Citation: Stevens HE, Smith KM, Rash BG and Vaccarino FM (2010) Neural stem cell regulation, fibroblast growth factors, and the developmental origins of neuropsychiatric disorders. Front. Neuroscience 4:59. doi: 10.3389/fnins.2010.00059
This article was submitted to Frontiers in Neurogenesis, a specialty of Frontiers in Neuroscience.
Received: 21 March 2010;
Paper pending published: 19 May 2010;
Accepted: 20 July 2010; Published online: 01 September 2010
Edited by:Ronald S. Duman, Yale University School of Medicine, USA
Reviewed by:Amelia J. Eisch, University of Texas Southwestern Medical Center, USA
Copyright: © 2010 Stevens, Smith, Rash and Vaccarino. This is an open-access article subject to an exclusive license agreement between the authors and the Frontiers Research Foundation, which permits unrestricted use, distribution, and reproduction in any medium, provided the original authors and source are credited.

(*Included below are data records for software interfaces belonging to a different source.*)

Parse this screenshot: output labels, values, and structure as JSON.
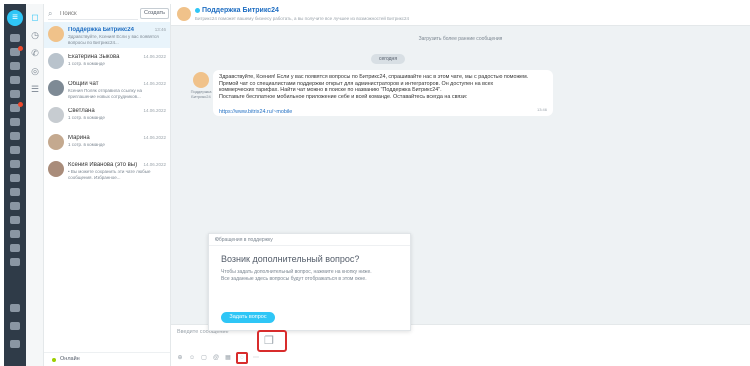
{
  "sidebar": {
    "search_placeholder": "Поиск",
    "create_label": "Создать",
    "status_label": "Онлайн",
    "chats": [
      {
        "name": "Поддержка Битрикс24",
        "date": "13:46",
        "preview": "Здравствуйте, Ксения! Если у вас появятся вопросы по Битрикс24..."
      },
      {
        "name": "Екатерина Зыкова",
        "date": "14.06.2022",
        "preview": "1 сотр. в команде"
      },
      {
        "name": "Общий чат",
        "date": "14.06.2022",
        "preview": "Ксения Поляк отправила ссылку на приглашение новых сотрудников..."
      },
      {
        "name": "Светлана",
        "date": "14.06.2022",
        "preview": "1 сотр. в команде"
      },
      {
        "name": "Марина",
        "date": "14.06.2022",
        "preview": "1 сотр. в команде"
      },
      {
        "name": "Ксения Иванова (это вы)",
        "date": "14.06.2022",
        "preview": "• Вы можете сохранить эти чате любые сообщения. Избранное..."
      }
    ]
  },
  "header": {
    "title": "Поддержка Битрикс24",
    "subtitle": "Битрикс24 поможет вашему бизнесу работать, а вы получите все лучшее из возможностей Битрикс24"
  },
  "messages": {
    "load_earlier": "Загрузить более ранние сообщения",
    "day": "сегодня",
    "sender": "Поддержка Битрикс24",
    "lines": [
      "Здравствуйте, Ксения! Если у вас появятся вопросы по Битрикс24, спрашивайте нас в этом чате, мы с радостью поможем.",
      "Прямой чат со специалистами поддержки открыт для администраторов и интеграторов. Он доступен на всех",
      "коммерческих тарифах. Найти чат можно в поиске по названию \"Поддержка Битрикс24\".",
      "Поставьте бесплатное мобильное приложение себе и всей команде. Оставайтесь всегда на связи:"
    ],
    "link": "https://www.bitrix24.ru/~mobile",
    "time": "13:46"
  },
  "input": {
    "placeholder": "Введите сообщение"
  },
  "popup": {
    "header": "Обращения в поддержку",
    "question": "Возник дополнительный вопрос?",
    "description": "Чтобы задать дополнительный вопрос, нажмите на кнопку ниже. Все заданные здесь вопросы будут отображаться в этом окне.",
    "button": "Задать вопрос"
  },
  "colors": {
    "accent": "#2fc6f6",
    "link": "#1f6ec2",
    "highlight": "#d82c2c"
  }
}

*Correspondence: Flora M. Vaccarino, Child Study Center and Program in Neurodevelopment and Regeneration, Yale University School of Medicine, 230 South Frontage Road, New Haven, CT 06520, USA. e-mail: firstname.lastname@example.org